Dubbed one of the most adventurous women in the world of sports by Outside magazine and “the matriarch of mountaineering” by the Seattle Times, Hilaree Nelson O’Neill has seen her fair share of expeditions. Born in the Pacific Northwest, Nelson O’Neill has piled up a list of accomplishments over a 20-year career that would put her in the conversation with the most seasoned of adventurers.
In 2017, she reached the summit of India’s Mt. Papsura, a 6,451-metre peak known in local lore as the “Peak of Evil” — a mountain that, next to its twin of Dharamsura (the “Peak of Good”), changes in height according to how much good or evil exists in the world at any given moment, so the story goes.

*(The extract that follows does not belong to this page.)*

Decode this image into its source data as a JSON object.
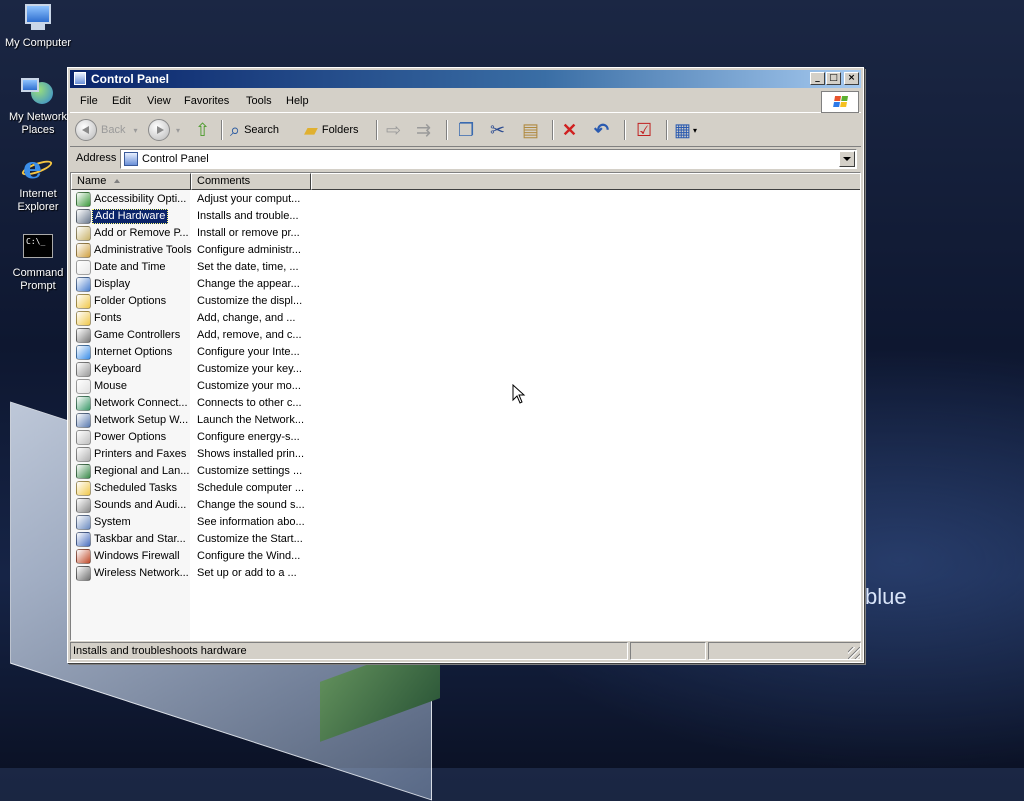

Making matters more difficult, she and her climbing partners descended by skis once they reached the top.
“It’s a solid 55-degree pitch, and you’ve got maybe a millimetre of this crunchy snow on top of blue ice, and you’re in this whiteout — a total whiteout,” she says. “You can’t even tell the blue ice from the places where there are snow, and you know that there’s this bottomless pit below you that just wants to eat you up and spit you out.”
“You know that there’s this bottomless pit below you that just wants to eat you up and spit you out.” – Hilaree Nelson O’Neill
Nelson O’Neill would be recognized by National Geographic as one of the publication’s 2018 Adventurers of the Year for the feat, hardly the first in her list of accomplishments. In 2012, she became the first woman to climb two 8,000-metre peaks in 24 hours, summiting Mt. Everest and Lhotse while dealing with two torn ligaments in her ankle.
“It was freezing cold. If you took your goggles off, your eyeballs would freeze,” says Nelson O’Neill.
For most people, a trek to the top of Everest would stand as the pinnacle of accomplishment and adventure. For Nelson O’Neill, it’s practically a footnote. Perhaps her greatest story of all is that of her failed trip to Myanmar’s Hkakabo Razi, a remote peak believed to be the tallest in Southeast Asia. She went on the expedition in 2014, looking for a “classic adventure” after the commercialized experience on Everest.
“We thought that it would be a really great idea to craft this as an old-fashioned expedition, which meant we went overland all the way from the main city, Yangon — which is way in the south of Myanmar — and we travelled some 1,000 miles before we even got to where we started walking,” says Nelson O’Neill.
“We had one or two pictures of the peak from a Japanese guy that had climbed there in the mid-nineties, but we weren’t even sure that they were photos of the actual mountain. So it was incredibly difficult to plan. All of the logistics were so loose, and we had to be really ready for things to not quite go as we expected.”
“I really just love pushing myself and getting in those situations, and it hasn’t abated as of yet.” – Hilaree Nelson O’Neill
True to form, things did not go as expected. The team encountered setback after setback on the way and were running critically low on food supplies by the time they arrived at base camp. A series of arguments nearly threatened to fracture the fragile bonds of the team, and the group of five became a group of three for the final push to the summit, one which ultimately had to be called off.
“I almost quit my life of expedition athlete after that expedition,” she says.
Now four years later, Nelson O’Neill can look back on the adventure and laugh.
“You have to have a mindset where you go in with the expectation that things are going to go as you planned, but the flexibility and the relaxedness to adapt, and change, and laugh at things,” she says.
O’Neill has also learned to live with the threat of danger that comes with each expedition.“We all have fears,” she says, “and it can be so debilitating, but if you’ve never experienced fear and faced it … you’re not living. I remind myself of that all the time. It is that fear that we should be seeking out, that we should looking for, in order to enrich our lives.”